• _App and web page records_

= Beginning of Section =

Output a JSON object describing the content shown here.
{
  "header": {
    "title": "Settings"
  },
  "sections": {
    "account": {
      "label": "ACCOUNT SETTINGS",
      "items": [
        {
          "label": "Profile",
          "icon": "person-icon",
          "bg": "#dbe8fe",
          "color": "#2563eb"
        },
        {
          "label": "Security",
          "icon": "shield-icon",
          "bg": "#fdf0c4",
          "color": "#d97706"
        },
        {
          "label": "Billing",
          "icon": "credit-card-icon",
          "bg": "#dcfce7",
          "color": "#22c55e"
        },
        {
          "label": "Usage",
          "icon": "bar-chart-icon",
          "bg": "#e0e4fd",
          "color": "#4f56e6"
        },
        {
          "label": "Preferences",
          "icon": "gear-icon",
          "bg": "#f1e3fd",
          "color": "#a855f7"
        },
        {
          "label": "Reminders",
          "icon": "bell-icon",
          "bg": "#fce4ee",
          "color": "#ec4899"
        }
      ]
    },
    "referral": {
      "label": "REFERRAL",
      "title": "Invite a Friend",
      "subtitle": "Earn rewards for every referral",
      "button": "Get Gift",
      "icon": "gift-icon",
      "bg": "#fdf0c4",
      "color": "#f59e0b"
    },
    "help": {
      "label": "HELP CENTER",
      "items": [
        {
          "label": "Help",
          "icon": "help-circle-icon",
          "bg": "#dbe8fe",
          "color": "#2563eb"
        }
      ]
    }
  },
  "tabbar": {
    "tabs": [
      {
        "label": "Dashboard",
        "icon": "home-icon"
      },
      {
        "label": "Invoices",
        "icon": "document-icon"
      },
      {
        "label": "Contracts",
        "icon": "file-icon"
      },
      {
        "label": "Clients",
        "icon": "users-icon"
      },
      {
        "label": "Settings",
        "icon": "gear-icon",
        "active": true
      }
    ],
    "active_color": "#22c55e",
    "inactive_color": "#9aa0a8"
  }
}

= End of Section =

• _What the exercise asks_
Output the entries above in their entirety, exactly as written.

• _Expected answer_
Output a JSON object describing the content shown here.
{
  "header": {
    "title": "Settings"
  },
  "sections": {
    "account": {
      "label": "ACCOUNT SETTINGS",
      "items": [
        {
          "label": "Profile",
          "icon": "person-icon",
          "bg": "#dbe8fe",
          "color": "#2563eb"
        },
        {
          "label": "Security",
          "icon": "shield-icon",
          "bg": "#fdf0c4",
          "color": "#d97706"
        },
        {
          "label": "Billing",
          "icon": "credit-card-icon",
          "bg": "#dcfce7",
          "color": "#22c55e"
        },
        {
          "label": "Usage",
          "icon": "bar-chart-icon",
          "bg": "#e0e4fd",
          "color": "#4f56e6"
        },
        {
          "label": "Preferences",
          "icon": "gear-icon",
          "bg": "#f1e3fd",
          "color": "#a855f7"
        },
        {
          "label": "Reminders",
          "icon": "bell-icon",
          "bg": "#fce4ee",
          "color": "#ec4899"
        }
      ]
    },
    "referral": {
      "label": "REFERRAL",
      "title": "Invite a Friend",
      "subtitle": "Earn rewards for every referral",
      "button": "Get Gift",
      "icon": "gift-icon",
      "bg": "#fdf0c4",
      "color": "#f59e0b"
    },
    "help": {
      "label": "HELP CENTER",
      "items": [
        {
          "label": "Help",
          "icon": "help-circle-icon",
          "bg": "#dbe8fe",
          "color": "#2563eb"
        }
      ]
    }
  },
  "tabbar": {
    "tabs": [
      {
        "label": "Dashboard",
        "icon": "home-icon"
      },
      {
        "label": "Invoices",
        "icon": "document-icon"
      },
      {
        "label": "Contracts",
        "icon": "file-icon"
      },
      {
        "label": "Clients",
        "icon": "users-icon"
      },
      {
        "label": "Settings",
        "icon": "gear-icon",
        "active": true
      }
    ],
    "active_color": "#22c55e",
    "inactive_color": "#9aa0a8"
  }
}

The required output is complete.